How to Sow Parsnip Seeds: When the weather begins to get warmer, it is time to sow new Parsnip plants. Prepare a thick bedding of material that will allow the roots to develop deep. Choose a location on your garden that has been cleared of any brush or weeds. Make sure that there are no overhanging branches that could damage your plants. Once you have located a good spot, dig up all of the soil around the plant and add it to your compost pile. Compost should be added several times over the summer to help the young seedlings get started.
When choosing which Parsnip variety you will grow, you must consider the type of tree it grows most in. Most prefer full sun exposure, so make sure you are planting in a well drained environment. For tall specimens, you should dig a hole two feet deep and about four feet wide. Do not keep your Parsnip roots in the hole throughout the growing season. Remove the plant from the hole once it has sprouted two or three new leaves.

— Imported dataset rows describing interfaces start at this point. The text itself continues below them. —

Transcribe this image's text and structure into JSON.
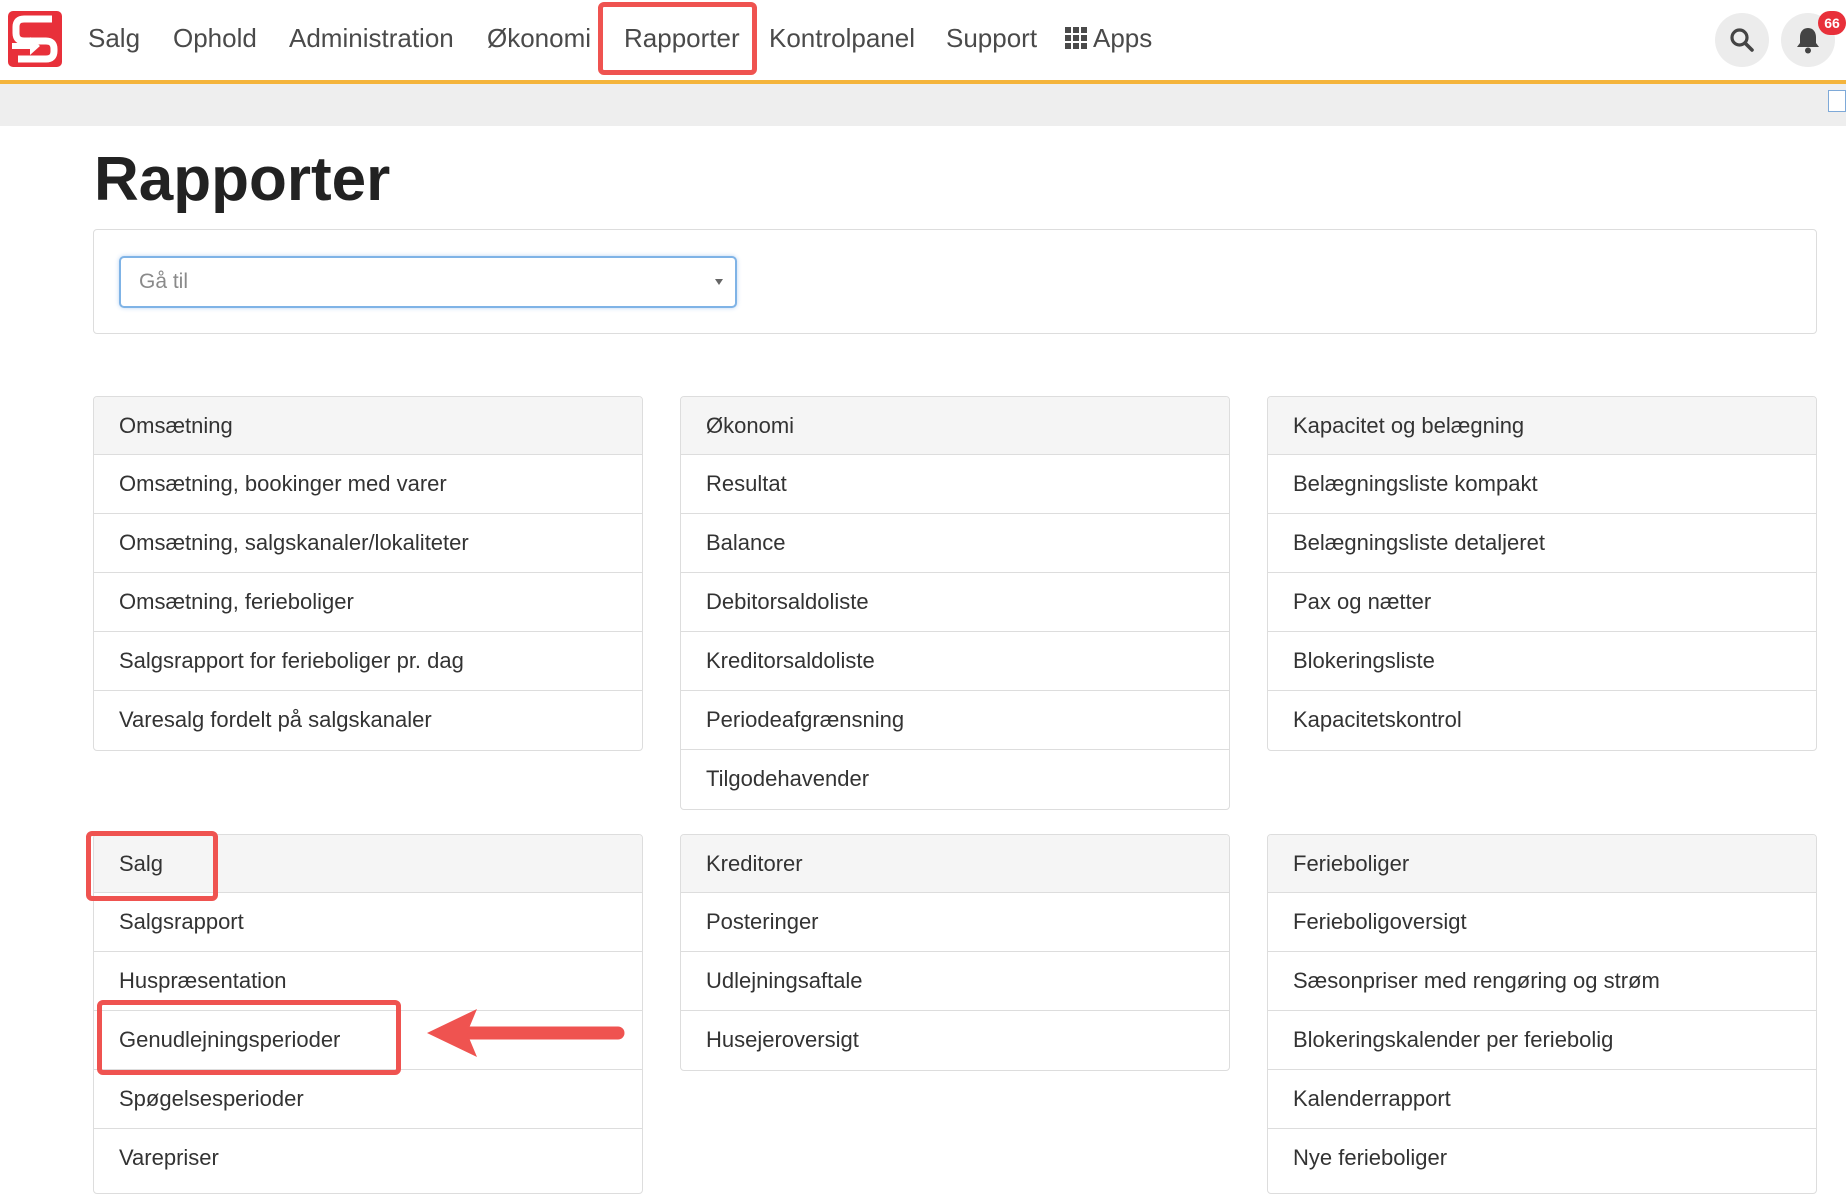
{
  "nav": {
    "items": [
      "Salg",
      "Ophold",
      "Administration",
      "Økonomi",
      "Rapporter",
      "Kontrolpanel",
      "Support"
    ],
    "apps_label": "Apps",
    "notification_count": "66",
    "active_item": "Rapporter"
  },
  "page": {
    "title": "Rapporter",
    "goto_placeholder": "Gå til"
  },
  "panels": [
    {
      "title": "Omsætning",
      "items": [
        "Omsætning, bookinger med varer",
        "Omsætning, salgskanaler/lokaliteter",
        "Omsætning, ferieboliger",
        "Salgsrapport for ferieboliger pr. dag",
        "Varesalg fordelt på salgskanaler"
      ]
    },
    {
      "title": "Økonomi",
      "items": [
        "Resultat",
        "Balance",
        "Debitorsaldoliste",
        "Kreditorsaldoliste",
        "Periodeafgrænsning",
        "Tilgodehavender"
      ]
    },
    {
      "title": "Kapacitet og belægning",
      "items": [
        "Belægningsliste kompakt",
        "Belægningsliste detaljeret",
        "Pax og nætter",
        "Blokeringsliste",
        "Kapacitetskontrol"
      ]
    },
    {
      "title": "Salg",
      "items": [
        "Salgsrapport",
        "Huspræsentation",
        "Genudlejningsperioder",
        "Spøgelsesperioder",
        "Varepriser"
      ]
    },
    {
      "title": "Kreditorer",
      "items": [
        "Posteringer",
        "Udlejningsaftale",
        "Husejeroversigt"
      ]
    },
    {
      "title": "Ferieboliger",
      "items": [
        "Ferieboligoversigt",
        "Sæsonpriser med rengøring og strøm",
        "Blokeringskalender per feriebolig",
        "Kalenderrapport",
        "Nye ferieboliger"
      ]
    }
  ],
  "colors": {
    "brand_red": "#e8303a",
    "nav_underline": "#f4b43c",
    "highlight": "#ef5350",
    "select_focus": "#7fb3e6"
  }
}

If you live in an area that gets a lot of frost, you might want to try to germinate your Parsnip seeds indoors. Plant them in a shallow container with peat moss or vermiculite. Water will be required, but not as much as it would be for a plant that is planted in full sun. Parsnip roots can rot if they are left in the soil for too long. Also, keep in mind that Parsnip seeds will not germinate if the temperatures are very cold during the winter.
One of the easiest ways to germinate your Parsnip seeds is by switching the soil each year. Keep your plants pots in the same place each year, but mix up the dirt. Mix the top soil (also called peat) with some nursery soil, then add some fertilizer. This will aid in improving the root system. After the initial introduction of chemicals, you can simply keep your plants pots in the same place, but just change the peat annually. Do not overwater the plant as it will stress the roots and affect germination.
Another method of spacing your seeds is to use a spading fork. To use this tool, dig a hole that is one foot smaller than the width of the pot containing your seeds. Then place the fork in the hole and gradually back the soil away from the roots. Keep in mind that you do not want to let the fork dig too deep, as it will only damage the roots. Once the fork has reached about a foot from the ground, start backfilling the hole with soil and spread out your new plant.